Advanced

Effect of flow reversal on the shear induced formation of multilamellar vesicles

Nettesheim, F; Olsson, Ulf LU ; Lindner, P and Richtering, W (2004) In The Journal of Physical Chemistry Part B 108(20). p.6328-6335
Abstract
The influence of rate controlled flow reversal on the transition from planar lamellae to multilamellar vesicles (MLV) using a nonionic lamellar phase consisting of 40 wt % triethylene glycol monodecyl ether (C10E3 in D2O) is investigated by means of time-resolved rheo-small-angle light and neutron scattering (SALS, SANS). Flow reversal provides the possibility to control the kinetics of the transition substantially, and states occurring very early during the transition can be studied. A slowing down of the transition on an absolute strain axis is observed as the strain amplitude of the flow reversal is decreased. This retardation is attributed to the partial recovery of an earlier state as shear is inverted. This can nicely be demonstrated... (More)
The influence of rate controlled flow reversal on the transition from planar lamellae to multilamellar vesicles (MLV) using a nonionic lamellar phase consisting of 40 wt % triethylene glycol monodecyl ether (C10E3 in D2O) is investigated by means of time-resolved rheo-small-angle light and neutron scattering (SALS, SANS). Flow reversal provides the possibility to control the kinetics of the transition substantially, and states occurring very early during the transition can be studied. A slowing down of the transition on an absolute strain axis is observed as the strain amplitude of the flow reversal is decreased. This retardation is attributed to the partial recovery of an earlier state as shear is inverted. This can nicely be demonstrated by the width of the azimuthal intensity distribution, which shows oscillations upon flow reversal. >From the slowing down of the process a loss term is defined, which provides insight in the very early stages of the experiment, namely the minimum strain that is needed to induce irreversible structural changes in the sample. This quantity is for the present sample found to be 6.5 strain units. Furthermore, the exponential scaling of the strain needed to reach characteristic states of the transition with strain amplitude seems to hold for all length scales involved in the process. (Less)
Please use this url to cite or link to this publication:
author
organization
publishing date
type
Contribution to journal
publication status
published
subject
in
The Journal of Physical Chemistry Part B
volume
108
issue
20
pages
6328 - 6335
publisher
The American Chemical Society
external identifiers
  • wos:000221455000030
  • pmid:18950119
  • scopus:2642587487
ISSN
1520-5207
DOI
10.1021/jp037189w
language
English
LU publication?
yes
id
bdc885c4-5251-432a-af92-e662e61a3541 (old id 153925)
date added to LUP
2007-07-12 08:22:13
date last changed
2017-01-01 06:38:31
@article{bdc885c4-5251-432a-af92-e662e61a3541,

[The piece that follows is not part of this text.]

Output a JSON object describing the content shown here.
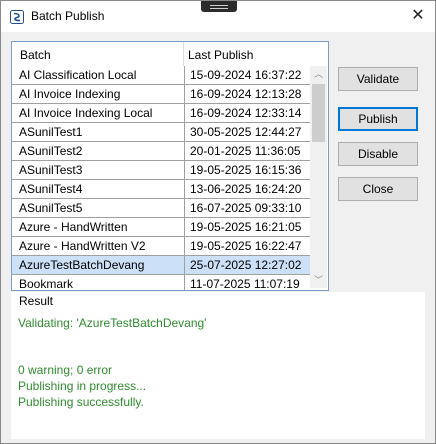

  abstract     = {The influence of rate controlled flow reversal on the transition from planar lamellae to multilamellar vesicles (MLV) using a nonionic lamellar phase consisting of 40 wt % triethylene glycol monodecyl ether (C10E3 in D2O) is investigated by means of time-resolved rheo-small-angle light and neutron scattering (SALS, SANS). Flow reversal provides the possibility to control the kinetics of the transition substantially, and states occurring very early during the transition can be studied. A slowing down of the transition on an absolute strain axis is observed as the strain amplitude of the flow reversal is decreased. This retardation is attributed to the partial recovery of an earlier state as shear is inverted. This can nicely be demonstrated by the width of the azimuthal intensity distribution, which shows oscillations upon flow reversal. >From the slowing down of the process a loss term is defined, which provides insight in the very early stages of the experiment, namely the minimum strain that is needed to induce irreversible structural changes in the sample. This quantity is for the present sample found to be 6.5 strain units. Furthermore, the exponential scaling of the strain needed to reach characteristic states of the transition with strain amplitude seems to hold for all length scales involved in the process.},
  author       = {Nettesheim, F and Olsson, Ulf and Lindner, P and Richtering, W},
  issn         = {1520-5207},
  language     = {eng},
  number       = {20},
  pages        = {6328--6335},
  publisher    = {The American Chemical Society},
  series       = {The Journal of Physical Chemistry Part B},
  title        = {Effect of flow reversal on the shear induced formation of multilamellar vesicles},
  url          = {http://dx.doi.org/10.1021/jp037189w},
  volume       = {108},
  year         = {2004},
}